And at times, too, they will come to work on a bad day when, perhaps, they do not feel well or all is not well at home and on those days they will endeavour to push them to one side so that they can deal with our problems.
A long introduction but I want to talk about the lives of these doctors and the one nurse who have died.
Dr Ian Marsh had been a family doctor in Corby, in fact, in one of the poorest areas of the town; he chose to do that, he could have chosen an easier route.
Note the word ‘family’ that’s what he was - a family doctor; he knew them all by name, moreover, he knew them and they knew him.
He also set up a screening programme to help reduce the amount of heart disease in the town of Corby.
Dr Terry Dibble was a family doctor in Wellingborough, working at times in areas where you worried about parking your car.

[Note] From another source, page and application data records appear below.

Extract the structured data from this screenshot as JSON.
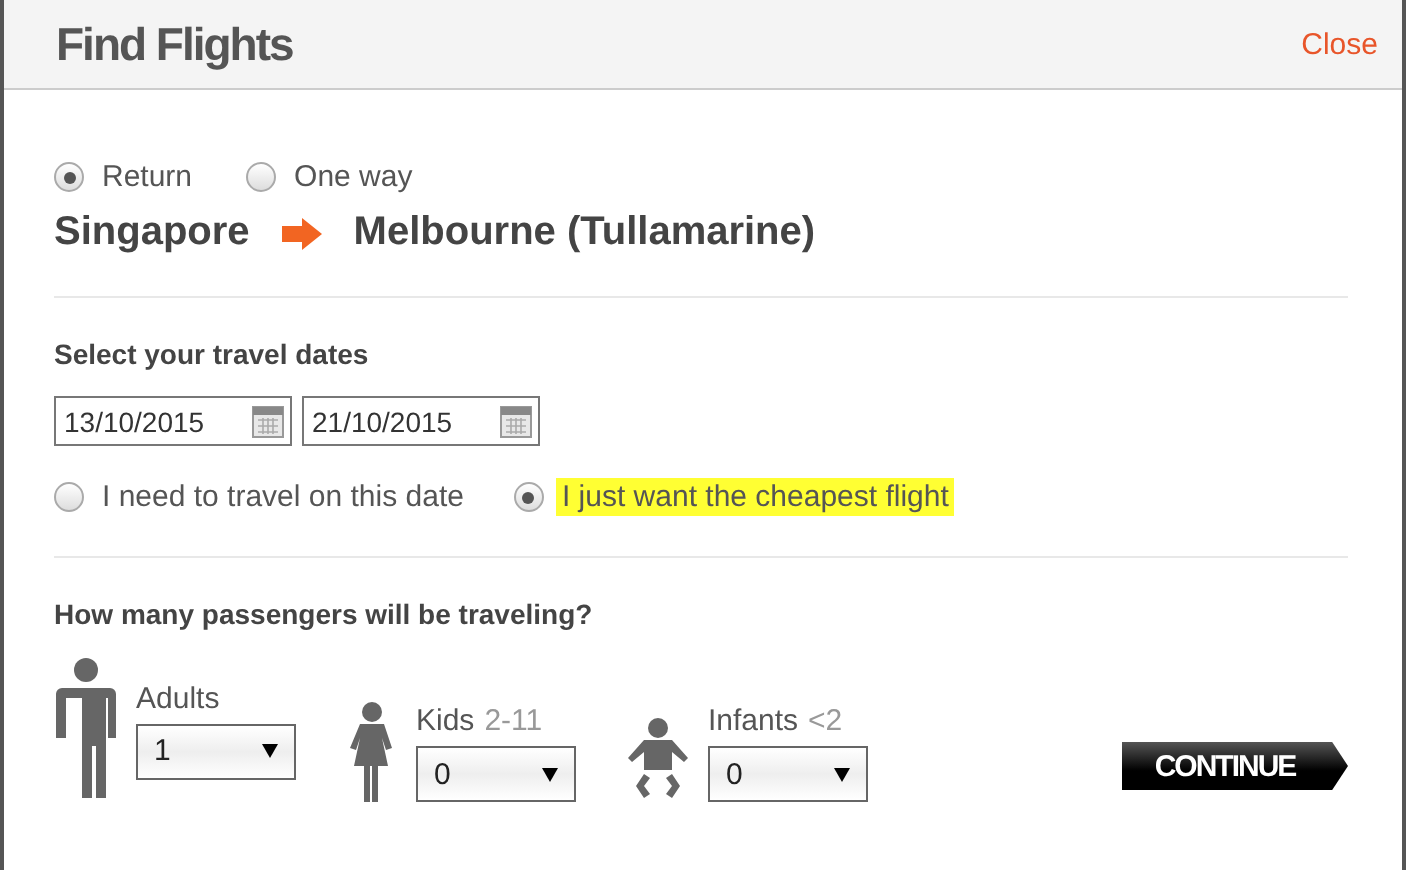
{
  "dialog": {
    "title": "Find Flights",
    "close": "Close"
  },
  "trip_types": [
    {
      "label": "Return",
      "selected": true
    },
    {
      "label": "One way",
      "selected": false
    }
  ],
  "route": {
    "origin": "Singapore",
    "destination": "Melbourne (Tullamarine)"
  },
  "dates": {
    "heading": "Select your travel dates",
    "fields": [
      {
        "value": "13/10/2015"
      },
      {
        "value": "21/10/2015"
      }
    ],
    "flexibility": [
      {
        "label": "I need to travel on this date",
        "selected": false,
        "highlighted": false
      },
      {
        "label": "I just want the cheapest flight",
        "selected": true,
        "highlighted": true
      }
    ]
  },
  "passengers": {
    "heading": "How many passengers will be traveling?",
    "types": [
      {
        "kind": "adult",
        "label": "Adults",
        "value": "1"
      },
      {
        "kind": "kid",
        "label": "Kids",
        "age": "2-11",
        "value": "0"
      },
      {
        "kind": "infant",
        "label": "Infants",
        "age": "<2",
        "value": "0"
      }
    ]
  },
  "continue_button": "CONTINUE"
}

Always available, always ready to listen and like Ian, never miserable although his work as a police surgeon got him out of bed most nights.
Rose Monaghan was a senior nurse at Kettering General Hospital.
She was a nurse dedicated to the care of her patients and their families.
Rose was a true role model - she inspired nurses and knew how to lead them.
Dr Margaret Branford was a consultant psychiatrist for the elderly; she may well have cared for some of your relatives.
I admired her: patient, skilled, completely and utterly holistic in her approach.
Seriously ill for some years before she retired but you would not have known.
Dr Ken Padget was a family doctor in Burton Latimer and district in the days when surgeries were conducted in the front rooms of cottages and houses - a family doctor in a way that has long since disappeared.
He practised from one of the first new medical centres in the county. How small it would seem now.
Robert Smith was a consultant obstetrician and gynaecologist at Kettering.
One of the most demanding of specialities requiring skill and knowledge that most of us can only aspire to.
Emergencies appear almost from thin air, all requiring the right decision at the right time. Robert did that.
One of his colleagues described him as kind, honest and modest, a doctor who will be honest with you when things are difficult.
These people have brought their lives to us, their skills and knowledge to us, their humanity as well.